▸ **EXERCISE DIRECTIONS**:
Lines containing the word "name" are to be copied from the data below.

▸ **THE DATA**:
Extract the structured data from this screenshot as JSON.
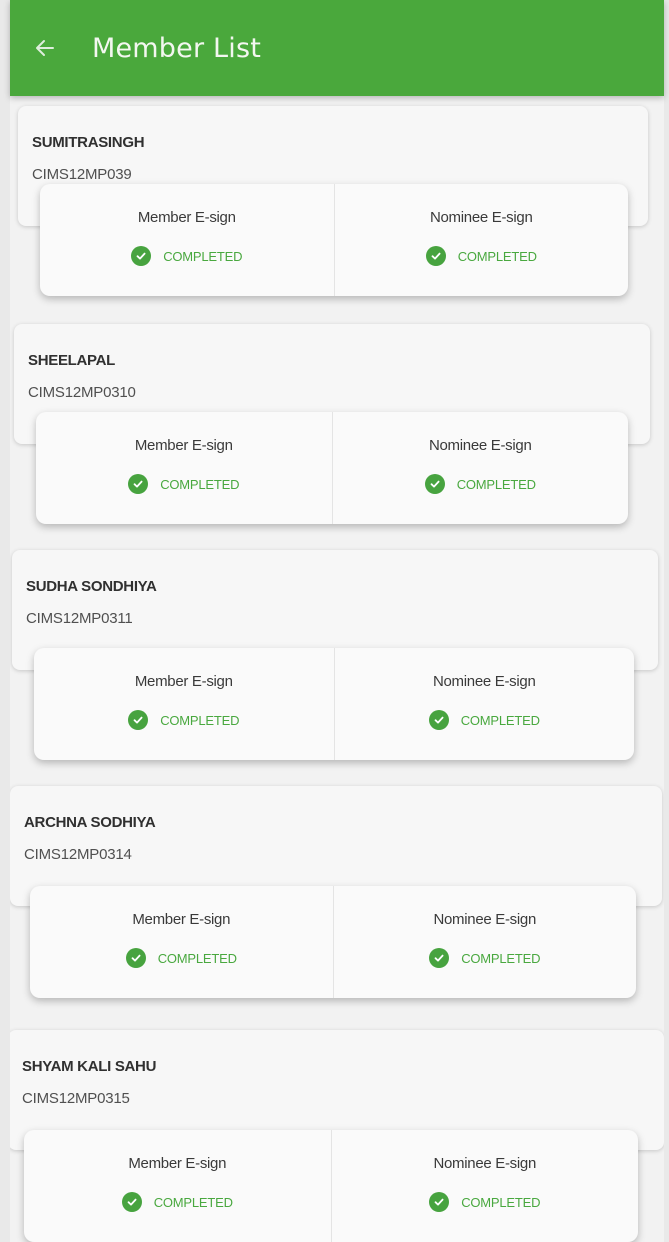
{
  "header": {
    "title": "Member List",
    "accent_color": "#4aa83c",
    "back_icon": "arrow-left-icon"
  },
  "members": [
    {
      "name": "SUMITRASINGH",
      "id": "CIMS12MP039",
      "member_esign_label": "Member E-sign",
      "member_esign_status": "COMPLETED",
      "nominee_esign_label": "Nominee E-sign",
      "nominee_esign_status": "COMPLETED"
    },
    {
      "name": "SHEELAPAL",
      "id": "CIMS12MP0310",
      "member_esign_label": "Member E-sign",
      "member_esign_status": "COMPLETED",
      "nominee_esign_label": "Nominee E-sign",
      "nominee_esign_status": "COMPLETED"
    },
    {
      "name": "SUDHA SONDHIYA",
      "id": "CIMS12MP0311",
      "member_esign_label": "Member E-sign",
      "member_esign_status": "COMPLETED",
      "nominee_esign_label": "Nominee E-sign",
      "nominee_esign_status": "COMPLETED"
    },
    {
      "name": "ARCHNA SODHIYA",
      "id": "CIMS12MP0314",
      "member_esign_label": "Member E-sign",
      "member_esign_status": "COMPLETED",
      "nominee_esign_label": "Nominee E-sign",
      "nominee_esign_status": "COMPLETED"
    },
    {
      "name": "SHYAM KALI SAHU",
      "id": "CIMS12MP0315",
      "member_esign_label": "Member E-sign",
      "member_esign_status": "COMPLETED",
      "nominee_esign_label": "Nominee E-sign",
      "nominee_esign_status": "COMPLETED"
    }
  ],
  "status_color": "#49a83f",
  "status_icon": "check-circle-icon"
}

▸ **REPLY TO THE TASK**:
      "name": "SUMITRASINGH",
      "name": "SHEELAPAL",
      "name": "SUDHA SONDHIYA",
      "name": "ARCHNA SODHIYA",
      "name": "SHYAM KALI SAHU",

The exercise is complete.